Moreover, have you looked at the numbers of some of these citizen scientist projects lately? Backyard Worlds: Planet 9 has a network encompassing over 100,000 volunteers who scan telescope images to search for features that machine learning algorithms may miss. The binary systems Kiwy found were among a far larger group of 2500 potential ultracool brown dwarfs that appear in the NOIRLab data. So while JWST pushes the limits from L2, data gathering from more than 40 Earth-based instruments collected in the NOIRLab holdings is being combed by citizen volunteers.

Aaron Meisner is an astronomer at NOIRLab (National Optical-Infrared Astronomy Research Laboratory) and the co-founder of Backyard Worlds:

“These discoveries were made by an amateur astronomer who conquered astronomical big data. Modern astronomy archives contain an immense treasure trove of data and often harbor major discoveries just waiting to be noticed.”

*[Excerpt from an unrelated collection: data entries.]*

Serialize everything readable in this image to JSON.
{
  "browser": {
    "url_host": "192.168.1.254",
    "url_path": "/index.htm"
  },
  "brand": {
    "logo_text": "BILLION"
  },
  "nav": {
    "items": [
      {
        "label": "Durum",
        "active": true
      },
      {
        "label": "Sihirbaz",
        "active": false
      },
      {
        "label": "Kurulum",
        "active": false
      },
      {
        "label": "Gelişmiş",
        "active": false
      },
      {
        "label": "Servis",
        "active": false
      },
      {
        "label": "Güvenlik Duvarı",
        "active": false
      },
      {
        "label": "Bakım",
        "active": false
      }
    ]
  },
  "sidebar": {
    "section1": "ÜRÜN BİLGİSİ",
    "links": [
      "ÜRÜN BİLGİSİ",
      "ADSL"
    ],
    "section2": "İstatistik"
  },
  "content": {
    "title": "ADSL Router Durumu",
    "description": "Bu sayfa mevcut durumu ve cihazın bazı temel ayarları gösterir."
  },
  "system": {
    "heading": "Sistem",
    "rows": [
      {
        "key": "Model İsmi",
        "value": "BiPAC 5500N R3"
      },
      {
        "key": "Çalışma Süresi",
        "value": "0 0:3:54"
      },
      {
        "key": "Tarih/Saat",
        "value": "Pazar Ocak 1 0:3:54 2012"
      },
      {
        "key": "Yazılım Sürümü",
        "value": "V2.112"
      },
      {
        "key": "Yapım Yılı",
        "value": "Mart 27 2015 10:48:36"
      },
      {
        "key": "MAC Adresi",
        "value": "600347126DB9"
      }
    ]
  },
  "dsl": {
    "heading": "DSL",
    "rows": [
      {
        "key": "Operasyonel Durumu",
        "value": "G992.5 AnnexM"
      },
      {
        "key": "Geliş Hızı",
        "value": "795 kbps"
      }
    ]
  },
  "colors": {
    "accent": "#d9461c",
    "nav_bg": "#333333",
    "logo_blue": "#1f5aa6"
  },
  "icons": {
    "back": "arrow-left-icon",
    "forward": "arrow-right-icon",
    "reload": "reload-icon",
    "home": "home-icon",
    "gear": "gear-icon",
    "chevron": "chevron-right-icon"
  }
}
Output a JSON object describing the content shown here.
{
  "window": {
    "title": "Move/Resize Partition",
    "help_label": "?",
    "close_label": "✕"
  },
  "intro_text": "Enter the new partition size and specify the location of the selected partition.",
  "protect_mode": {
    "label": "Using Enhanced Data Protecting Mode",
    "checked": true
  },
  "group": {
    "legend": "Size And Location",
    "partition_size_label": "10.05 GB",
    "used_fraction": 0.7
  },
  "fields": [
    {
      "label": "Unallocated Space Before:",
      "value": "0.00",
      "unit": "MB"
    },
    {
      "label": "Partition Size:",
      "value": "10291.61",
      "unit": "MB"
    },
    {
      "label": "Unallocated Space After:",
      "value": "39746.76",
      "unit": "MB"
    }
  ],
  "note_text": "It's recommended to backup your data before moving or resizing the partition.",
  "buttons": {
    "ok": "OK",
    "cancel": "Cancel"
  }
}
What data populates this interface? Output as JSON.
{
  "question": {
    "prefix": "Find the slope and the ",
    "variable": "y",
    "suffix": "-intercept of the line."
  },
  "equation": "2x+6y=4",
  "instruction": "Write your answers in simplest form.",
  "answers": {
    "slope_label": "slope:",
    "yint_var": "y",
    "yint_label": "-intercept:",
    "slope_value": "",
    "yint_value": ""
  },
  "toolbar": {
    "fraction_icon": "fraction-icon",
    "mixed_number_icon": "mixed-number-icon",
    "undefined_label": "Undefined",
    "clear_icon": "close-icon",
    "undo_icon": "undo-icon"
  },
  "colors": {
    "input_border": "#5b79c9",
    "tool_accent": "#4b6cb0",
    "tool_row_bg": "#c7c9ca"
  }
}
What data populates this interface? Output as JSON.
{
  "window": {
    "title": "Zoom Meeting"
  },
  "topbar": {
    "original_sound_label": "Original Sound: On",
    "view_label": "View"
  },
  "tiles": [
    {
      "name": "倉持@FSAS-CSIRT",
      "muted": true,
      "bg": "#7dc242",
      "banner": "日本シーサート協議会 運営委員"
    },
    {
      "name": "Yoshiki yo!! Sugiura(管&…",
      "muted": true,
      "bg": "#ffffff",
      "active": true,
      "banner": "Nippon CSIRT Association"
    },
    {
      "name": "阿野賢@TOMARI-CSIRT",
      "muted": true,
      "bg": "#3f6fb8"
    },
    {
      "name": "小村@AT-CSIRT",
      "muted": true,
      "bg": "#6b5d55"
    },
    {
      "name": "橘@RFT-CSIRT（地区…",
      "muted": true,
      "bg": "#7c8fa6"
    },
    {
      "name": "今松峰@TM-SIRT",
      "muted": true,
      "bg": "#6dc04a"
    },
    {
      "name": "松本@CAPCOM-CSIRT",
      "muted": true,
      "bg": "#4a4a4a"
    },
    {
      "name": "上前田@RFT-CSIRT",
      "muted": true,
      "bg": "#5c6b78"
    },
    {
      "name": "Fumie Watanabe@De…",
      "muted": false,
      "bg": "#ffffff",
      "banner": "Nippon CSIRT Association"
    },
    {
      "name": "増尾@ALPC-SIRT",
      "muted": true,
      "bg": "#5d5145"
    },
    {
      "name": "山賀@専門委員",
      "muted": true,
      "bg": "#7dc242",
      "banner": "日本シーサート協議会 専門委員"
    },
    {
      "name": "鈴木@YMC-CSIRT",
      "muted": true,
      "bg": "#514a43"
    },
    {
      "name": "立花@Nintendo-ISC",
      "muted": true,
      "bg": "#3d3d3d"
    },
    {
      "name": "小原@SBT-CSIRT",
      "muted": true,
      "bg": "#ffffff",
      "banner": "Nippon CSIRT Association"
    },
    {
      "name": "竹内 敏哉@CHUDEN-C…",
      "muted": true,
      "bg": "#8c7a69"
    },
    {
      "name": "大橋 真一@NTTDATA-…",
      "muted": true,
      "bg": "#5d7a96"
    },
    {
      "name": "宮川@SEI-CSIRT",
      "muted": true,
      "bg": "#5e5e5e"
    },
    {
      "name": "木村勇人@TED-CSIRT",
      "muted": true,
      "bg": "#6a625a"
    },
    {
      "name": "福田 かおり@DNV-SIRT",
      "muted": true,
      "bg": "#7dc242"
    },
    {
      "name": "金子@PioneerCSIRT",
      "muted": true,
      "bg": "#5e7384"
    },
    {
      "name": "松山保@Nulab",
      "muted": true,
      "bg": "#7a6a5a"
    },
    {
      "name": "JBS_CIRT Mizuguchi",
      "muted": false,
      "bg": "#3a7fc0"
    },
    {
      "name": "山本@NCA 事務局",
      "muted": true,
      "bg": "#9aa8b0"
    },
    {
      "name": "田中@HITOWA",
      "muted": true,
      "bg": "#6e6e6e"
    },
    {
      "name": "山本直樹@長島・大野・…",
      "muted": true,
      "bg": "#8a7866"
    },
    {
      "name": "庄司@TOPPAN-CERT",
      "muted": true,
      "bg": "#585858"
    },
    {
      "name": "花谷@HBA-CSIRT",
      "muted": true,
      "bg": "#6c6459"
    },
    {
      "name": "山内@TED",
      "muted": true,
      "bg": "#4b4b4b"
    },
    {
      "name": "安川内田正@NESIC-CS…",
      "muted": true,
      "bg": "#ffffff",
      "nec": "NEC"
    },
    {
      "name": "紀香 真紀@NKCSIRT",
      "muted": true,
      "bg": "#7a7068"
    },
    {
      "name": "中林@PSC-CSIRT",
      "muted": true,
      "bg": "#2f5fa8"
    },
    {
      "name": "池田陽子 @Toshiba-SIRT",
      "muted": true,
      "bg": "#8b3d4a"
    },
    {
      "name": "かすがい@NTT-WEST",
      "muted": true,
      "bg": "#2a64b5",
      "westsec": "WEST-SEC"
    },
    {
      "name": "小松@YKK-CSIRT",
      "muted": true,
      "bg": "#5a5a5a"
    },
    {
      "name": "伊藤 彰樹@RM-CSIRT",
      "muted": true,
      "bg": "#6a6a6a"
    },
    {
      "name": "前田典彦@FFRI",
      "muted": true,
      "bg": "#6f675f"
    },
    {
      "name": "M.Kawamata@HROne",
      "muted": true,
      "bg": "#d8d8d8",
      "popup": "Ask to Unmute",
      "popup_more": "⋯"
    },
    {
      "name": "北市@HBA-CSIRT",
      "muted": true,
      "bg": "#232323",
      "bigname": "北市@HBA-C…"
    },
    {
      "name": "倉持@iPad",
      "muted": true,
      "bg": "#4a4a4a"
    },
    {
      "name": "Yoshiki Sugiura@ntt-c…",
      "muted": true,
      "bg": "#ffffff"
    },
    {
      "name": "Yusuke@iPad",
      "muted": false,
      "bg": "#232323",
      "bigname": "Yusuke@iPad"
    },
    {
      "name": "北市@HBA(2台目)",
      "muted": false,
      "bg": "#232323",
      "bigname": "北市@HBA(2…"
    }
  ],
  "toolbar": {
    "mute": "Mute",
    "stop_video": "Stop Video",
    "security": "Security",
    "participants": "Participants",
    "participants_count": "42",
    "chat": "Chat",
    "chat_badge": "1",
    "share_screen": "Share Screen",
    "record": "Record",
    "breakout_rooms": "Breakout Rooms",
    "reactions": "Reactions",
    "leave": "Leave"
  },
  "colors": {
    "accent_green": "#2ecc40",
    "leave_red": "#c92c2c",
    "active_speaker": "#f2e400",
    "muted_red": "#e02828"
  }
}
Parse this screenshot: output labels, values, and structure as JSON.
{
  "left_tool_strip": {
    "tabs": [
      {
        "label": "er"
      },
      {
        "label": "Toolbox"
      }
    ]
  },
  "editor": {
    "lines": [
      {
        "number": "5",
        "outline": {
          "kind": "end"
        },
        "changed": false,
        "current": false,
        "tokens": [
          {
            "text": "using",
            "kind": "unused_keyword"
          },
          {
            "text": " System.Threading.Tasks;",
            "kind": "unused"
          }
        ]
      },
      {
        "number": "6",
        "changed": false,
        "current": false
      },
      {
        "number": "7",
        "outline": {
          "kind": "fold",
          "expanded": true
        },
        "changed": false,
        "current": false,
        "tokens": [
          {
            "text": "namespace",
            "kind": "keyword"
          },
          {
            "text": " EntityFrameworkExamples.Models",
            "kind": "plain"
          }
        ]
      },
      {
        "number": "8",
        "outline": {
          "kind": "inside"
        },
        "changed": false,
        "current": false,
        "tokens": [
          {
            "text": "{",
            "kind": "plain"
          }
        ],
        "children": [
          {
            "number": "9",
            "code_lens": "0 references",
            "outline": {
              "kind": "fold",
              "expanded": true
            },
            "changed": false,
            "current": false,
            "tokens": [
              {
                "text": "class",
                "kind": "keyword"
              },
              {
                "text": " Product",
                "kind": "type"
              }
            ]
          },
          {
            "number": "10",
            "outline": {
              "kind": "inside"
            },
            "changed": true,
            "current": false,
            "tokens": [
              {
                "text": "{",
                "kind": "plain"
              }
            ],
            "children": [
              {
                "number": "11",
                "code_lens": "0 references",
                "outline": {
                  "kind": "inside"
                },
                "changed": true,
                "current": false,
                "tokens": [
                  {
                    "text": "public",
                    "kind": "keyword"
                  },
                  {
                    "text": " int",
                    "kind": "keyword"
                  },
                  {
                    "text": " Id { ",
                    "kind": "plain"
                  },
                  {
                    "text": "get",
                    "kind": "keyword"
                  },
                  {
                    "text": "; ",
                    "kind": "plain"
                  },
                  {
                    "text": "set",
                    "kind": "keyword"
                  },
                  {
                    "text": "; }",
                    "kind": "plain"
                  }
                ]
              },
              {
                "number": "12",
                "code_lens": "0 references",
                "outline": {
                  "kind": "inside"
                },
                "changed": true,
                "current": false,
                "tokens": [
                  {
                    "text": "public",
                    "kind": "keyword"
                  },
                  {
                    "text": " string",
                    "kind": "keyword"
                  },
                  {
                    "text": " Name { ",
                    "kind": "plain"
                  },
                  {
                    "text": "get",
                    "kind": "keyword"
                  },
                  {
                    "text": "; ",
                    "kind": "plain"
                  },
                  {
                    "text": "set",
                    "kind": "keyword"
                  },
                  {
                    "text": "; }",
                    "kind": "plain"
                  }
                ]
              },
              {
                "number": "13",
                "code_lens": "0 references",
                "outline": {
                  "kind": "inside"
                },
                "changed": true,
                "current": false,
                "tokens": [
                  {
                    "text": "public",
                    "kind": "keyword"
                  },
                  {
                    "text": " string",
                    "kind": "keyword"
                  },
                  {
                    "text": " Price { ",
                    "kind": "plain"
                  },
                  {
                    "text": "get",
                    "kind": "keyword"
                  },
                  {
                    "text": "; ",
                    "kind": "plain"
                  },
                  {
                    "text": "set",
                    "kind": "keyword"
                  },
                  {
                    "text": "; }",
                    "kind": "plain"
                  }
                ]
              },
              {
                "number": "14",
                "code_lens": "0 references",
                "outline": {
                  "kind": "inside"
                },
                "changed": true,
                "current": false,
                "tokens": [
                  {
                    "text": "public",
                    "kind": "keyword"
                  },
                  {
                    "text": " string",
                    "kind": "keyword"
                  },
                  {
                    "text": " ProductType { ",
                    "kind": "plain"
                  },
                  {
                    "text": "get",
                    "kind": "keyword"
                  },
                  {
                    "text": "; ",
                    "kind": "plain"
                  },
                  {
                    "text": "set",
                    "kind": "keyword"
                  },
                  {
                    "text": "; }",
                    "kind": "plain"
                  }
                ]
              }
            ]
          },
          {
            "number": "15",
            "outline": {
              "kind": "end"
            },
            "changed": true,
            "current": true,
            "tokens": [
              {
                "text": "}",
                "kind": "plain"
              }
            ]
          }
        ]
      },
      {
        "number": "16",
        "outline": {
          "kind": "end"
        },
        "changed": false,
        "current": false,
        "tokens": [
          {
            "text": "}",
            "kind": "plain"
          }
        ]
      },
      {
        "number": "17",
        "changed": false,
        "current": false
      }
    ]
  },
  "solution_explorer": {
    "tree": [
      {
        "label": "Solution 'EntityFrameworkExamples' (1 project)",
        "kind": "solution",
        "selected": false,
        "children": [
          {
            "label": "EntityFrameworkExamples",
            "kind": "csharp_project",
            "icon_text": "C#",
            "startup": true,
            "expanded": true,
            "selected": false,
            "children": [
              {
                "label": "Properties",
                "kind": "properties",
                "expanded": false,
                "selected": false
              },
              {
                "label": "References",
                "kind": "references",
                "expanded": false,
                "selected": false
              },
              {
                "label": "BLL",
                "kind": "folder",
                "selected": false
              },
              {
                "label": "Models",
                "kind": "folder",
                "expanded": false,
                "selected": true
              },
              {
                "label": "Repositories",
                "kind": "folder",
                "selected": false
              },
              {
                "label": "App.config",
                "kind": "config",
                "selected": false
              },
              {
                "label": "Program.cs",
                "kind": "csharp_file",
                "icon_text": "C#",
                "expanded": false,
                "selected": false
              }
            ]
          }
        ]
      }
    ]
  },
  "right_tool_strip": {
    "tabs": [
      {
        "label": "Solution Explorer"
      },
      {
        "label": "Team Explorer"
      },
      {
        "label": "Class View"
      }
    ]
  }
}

Something tells me that Étienne Trouvelot would have liked the idea of an amateur making contributions worthy of professional publication. In any case, wouldn’t he have loved to have gotten hold of some of the views we’re seeing from JWST? It’s hard, though, to see how he could have crafted works of art more lovely than the Webb instrument’s recent deep field images. “[No] human skill,” he once admitted, “can reproduce upon paper the majestic beauty and radiance of the celestial objects.”

Nonetheless, his work is deeply attractive. Let me close with another, this one of the Orion Nebula.

The paper is Nonino et al, “Early results from GLASS-JWST. XIII. A faint, distant, and cold brown dwarf,” submitted to Astrophysical Journal Letters (preprint). The Kiwy paper is “Discovery of 34 Low-mass Comoving Systems Using NOIRLab Source Catalog DR2,” Astronomical Journal Vol. 164, No. 1 (6 June 2022). Abstract.